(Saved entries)
*** Begin section ***
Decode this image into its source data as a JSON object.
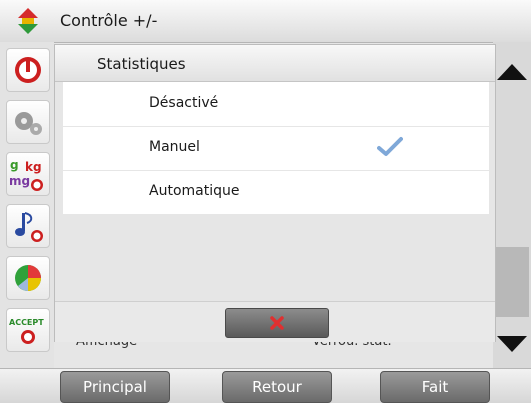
{
  "header": {
    "title": "Contrôle +/-",
    "icon": "up-down-arrow-icon"
  },
  "dialog": {
    "title": "Statistiques",
    "options": [
      {
        "label": "Désactivé",
        "selected": false
      },
      {
        "label": "Manuel",
        "selected": true
      },
      {
        "label": "Automatique",
        "selected": false
      }
    ],
    "cancel_icon": "close-x-icon"
  },
  "rail": {
    "icons": [
      "power-icon",
      "gears-icon",
      "units-g-kg-mg-icon",
      "audio-note-icon",
      "color-pie-icon",
      "accept-icon"
    ],
    "unit_labels": {
      "g": "g",
      "kg": "kg",
      "mg": "mg"
    },
    "accept_text": "ACCEPT"
  },
  "background": {
    "row_left": "Affichage",
    "row_right": "Verrou. stat."
  },
  "footer": {
    "principal": "Principal",
    "retour": "Retour",
    "fait": "Fait"
  },
  "colors": {
    "accent_red": "#cc1f1f",
    "check_blue": "#7fa8d8"
  }
}
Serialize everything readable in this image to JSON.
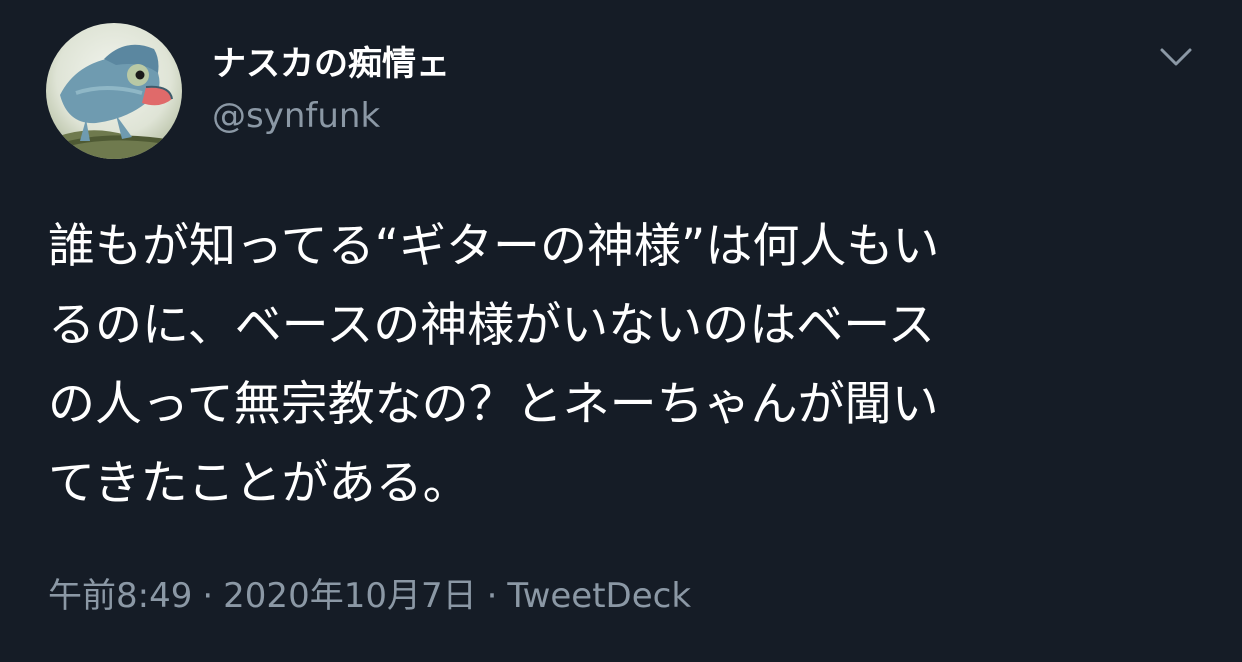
{
  "user": {
    "display_name": "ナスカの痴情ェ",
    "handle": "@synfunk",
    "avatar_icon": "chameleon-avatar"
  },
  "menu_icon": "chevron-down-icon",
  "tweet": {
    "lines": [
      "誰もが知ってる“ギターの神様”は何人もい",
      "るのに、ベースの神様がいないのはベース",
      "の人って無宗教なの？とネーちゃんが聞い",
      "てきたことがある。"
    ]
  },
  "meta": {
    "time": "午前8:49",
    "date": "2020年10月7日",
    "client": "TweetDeck",
    "separator": "·"
  },
  "colors": {
    "background": "#151c26",
    "text": "#ffffff",
    "secondary": "#8b98a5"
  }
}
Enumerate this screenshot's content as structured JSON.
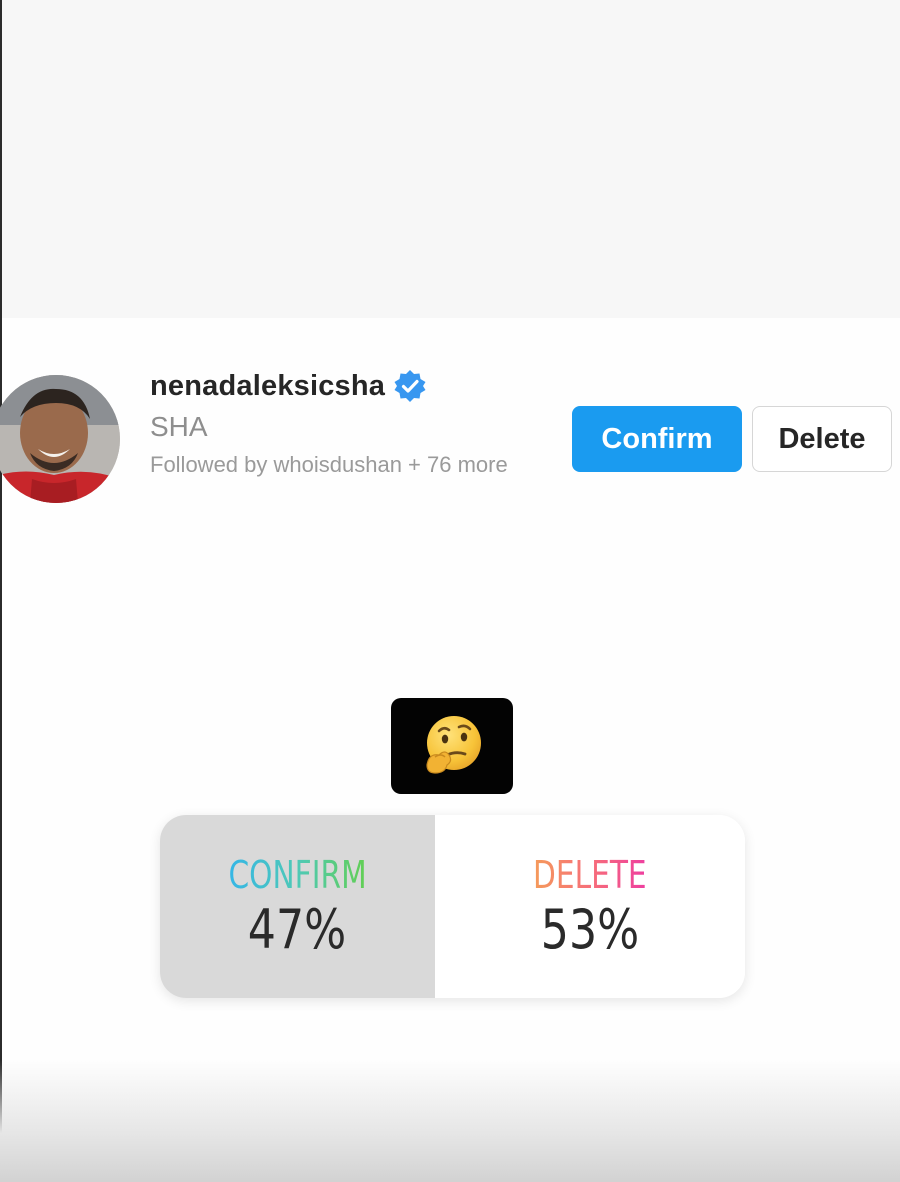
{
  "request": {
    "username": "nenadaleksicsha",
    "full_name": "SHA",
    "followed_by": "Followed by whoisdushan + 76 more",
    "confirm_label": "Confirm",
    "delete_label": "Delete",
    "verified_icon": "verified-badge-icon",
    "accent_color": "#1a9bf0"
  },
  "story": {
    "emoji_sticker": "🤔",
    "emoji_icon": "thinking-face-icon",
    "poll": {
      "options": [
        {
          "label": "CONFIRM",
          "percent": "47%",
          "fraction": 0.47
        },
        {
          "label": "DELETE",
          "percent": "53%",
          "fraction": 0.53
        }
      ]
    }
  }
}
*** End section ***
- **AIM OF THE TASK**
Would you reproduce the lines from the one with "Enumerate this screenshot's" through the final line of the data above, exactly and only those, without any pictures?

- **RESPONSE TO THE EXERCISE**
Enumerate this screenshot's content as structured JSON.
{
  "request": {
    "username": "nenadaleksicsha",
    "full_name": "SHA",
    "followed_by": "Followed by whoisdushan + 76 more",
    "confirm_label": "Confirm",
    "delete_label": "Delete",
    "verified_icon": "verified-badge-icon",
    "accent_color": "#1a9bf0"
  },
  "story": {
    "emoji_sticker": "🤔",
    "emoji_icon": "thinking-face-icon",
    "poll": {
      "options": [
        {
          "label": "CONFIRM",
          "percent": "47%",
          "fraction": 0.47
        },
        {
          "label": "DELETE",
          "percent": "53%",
          "fraction": 0.53
        }
      ]
    }
  }
}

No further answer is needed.